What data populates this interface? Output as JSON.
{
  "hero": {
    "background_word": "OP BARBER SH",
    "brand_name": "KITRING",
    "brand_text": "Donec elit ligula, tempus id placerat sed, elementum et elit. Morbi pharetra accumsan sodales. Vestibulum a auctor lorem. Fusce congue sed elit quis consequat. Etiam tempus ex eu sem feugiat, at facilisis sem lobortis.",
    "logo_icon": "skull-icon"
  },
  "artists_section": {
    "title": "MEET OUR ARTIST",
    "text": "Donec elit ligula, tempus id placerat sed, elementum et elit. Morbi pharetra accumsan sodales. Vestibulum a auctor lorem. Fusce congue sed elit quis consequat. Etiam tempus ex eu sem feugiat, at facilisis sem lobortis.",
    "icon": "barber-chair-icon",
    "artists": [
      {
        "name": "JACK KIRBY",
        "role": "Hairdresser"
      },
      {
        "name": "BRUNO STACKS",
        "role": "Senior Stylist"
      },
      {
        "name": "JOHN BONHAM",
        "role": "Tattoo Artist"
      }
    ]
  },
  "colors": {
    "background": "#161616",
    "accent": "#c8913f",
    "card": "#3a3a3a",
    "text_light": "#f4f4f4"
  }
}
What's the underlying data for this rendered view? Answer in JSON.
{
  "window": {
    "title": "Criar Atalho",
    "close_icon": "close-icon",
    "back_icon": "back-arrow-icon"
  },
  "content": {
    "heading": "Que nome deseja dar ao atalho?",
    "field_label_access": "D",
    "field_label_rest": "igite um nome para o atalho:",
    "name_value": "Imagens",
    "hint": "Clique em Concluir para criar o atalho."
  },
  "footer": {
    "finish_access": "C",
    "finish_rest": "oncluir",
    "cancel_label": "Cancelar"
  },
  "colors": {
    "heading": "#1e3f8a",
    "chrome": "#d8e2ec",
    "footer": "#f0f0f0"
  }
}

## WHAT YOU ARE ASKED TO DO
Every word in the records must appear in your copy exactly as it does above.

## RESULT
What data populates this interface? Output as JSON.
{
  "hero": {
    "background_word": "OP BARBER SH",
    "brand_name": "KITRING",
    "brand_text": "Donec elit ligula, tempus id placerat sed, elementum et elit. Morbi pharetra accumsan sodales. Vestibulum a auctor lorem. Fusce congue sed elit quis consequat. Etiam tempus ex eu sem feugiat, at facilisis sem lobortis.",
    "logo_icon": "skull-icon"
  },
  "artists_section": {
    "title": "MEET OUR ARTIST",
    "text": "Donec elit ligula, tempus id placerat sed, elementum et elit. Morbi pharetra accumsan sodales. Vestibulum a auctor lorem. Fusce congue sed elit quis consequat. Etiam tempus ex eu sem feugiat, at facilisis sem lobortis.",
    "icon": "barber-chair-icon",
    "artists": [
      {
        "name": "JACK KIRBY",
        "role": "Hairdresser"
      },
      {
        "name": "BRUNO STACKS",
        "role": "Senior Stylist"
      },
      {
        "name": "JOHN BONHAM",
        "role": "Tattoo Artist"
      }
    ]
  },
  "colors": {
    "background": "#161616",
    "accent": "#c8913f",
    "card": "#3a3a3a",
    "text_light": "#f4f4f4"
  }
}
What's the underlying data for this rendered view? Answer in JSON.
{
  "window": {
    "title": "Criar Atalho",
    "close_icon": "close-icon",
    "back_icon": "back-arrow-icon"
  },
  "content": {
    "heading": "Que nome deseja dar ao atalho?",
    "field_label_access": "D",
    "field_label_rest": "igite um nome para o atalho:",
    "name_value": "Imagens",
    "hint": "Clique em Concluir para criar o atalho."
  },
  "footer": {
    "finish_access": "C",
    "finish_rest": "oncluir",
    "cancel_label": "Cancelar"
  },
  "colors": {
    "heading": "#1e3f8a",
    "chrome": "#d8e2ec",
    "footer": "#f0f0f0"
  }
}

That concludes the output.